The Florida Fish and Wildlife Conservation Commission (FWC) will begin a major aquatic habitat restoration effort on Lake Istokpoga this month.
The FWC is planting more than 140,000 native aquatic plants on Lake Istokpoga, a 28,000-acre natural lake in Highlands County, to help restore this popular, shallow sportfishing lake. FWC contractors will be planting 34,000 jointed spikerush, 34,000 maidencane (commonly known as Kissimmee grass) and 34,000 duck-potato plants along the lake’s eastern, western and northern shorelines.
The FWC is also planting 9,000 biodegradable pots containing 36,000 Illinois pondweed (also known as peppergrass) plants, a submersed native species, along the south end of Bumblebee Island.

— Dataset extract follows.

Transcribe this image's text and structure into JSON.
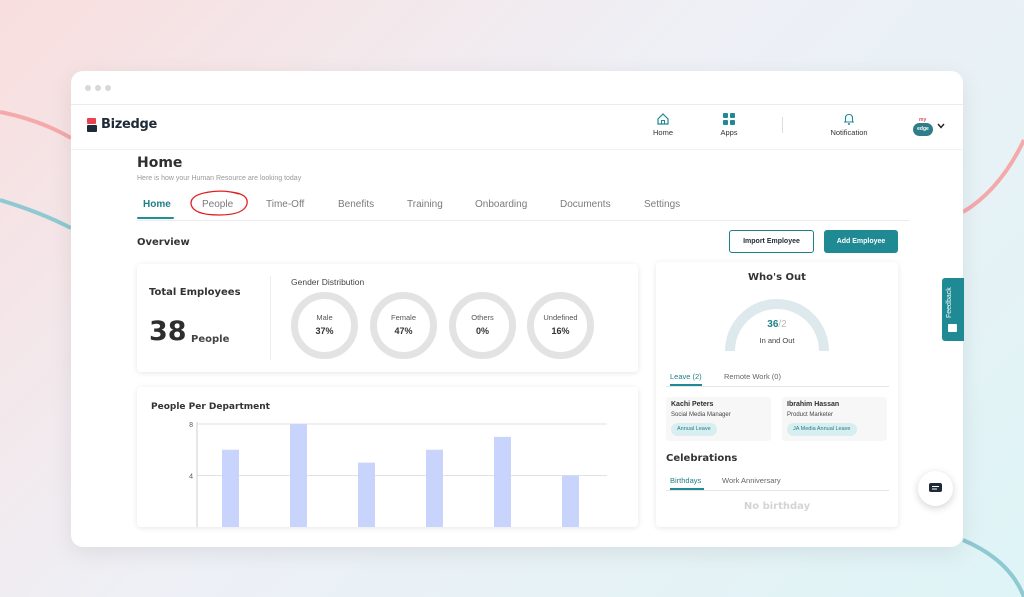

These native aquatic plants will serve as valuable food and nesting habitat for many fish and wildlife species, including the endangered Everglade snail kite, and sportfish including largemouth bass, crappie and panfish.
This aquatic habitat restoration project is designed to enhance the diversity of the native plant community in the lake’s shallow-water marshes as part of ongoing restoration and habitat enhancement activities for Lake Istokpoga.
This work is being completed following recommendations from stakeholders found in the Lake Istokpoga Habitat Management Plan, which aims to increase native submersed and emergent aquatic vegetation through revegetation efforts and reduction of invasive plant species.
For general waterbody information, fishing forecasts, virtual tours, plant control operation schedules and annual workplans, boat ramp information, and more, visit the “What’s Happening on My Lake” website at MyFWC.com/Lakes.
Lake Istokpoga has one special largemouth bass swimming in it right now! This pink-tagged bass is worth thousands of dollars in prizes as part of a special TrophyCatch promotion. Visit the 10-tag webpage on TrophyCatch.com for the list of all 10 waterbodies and for rules on how to participate.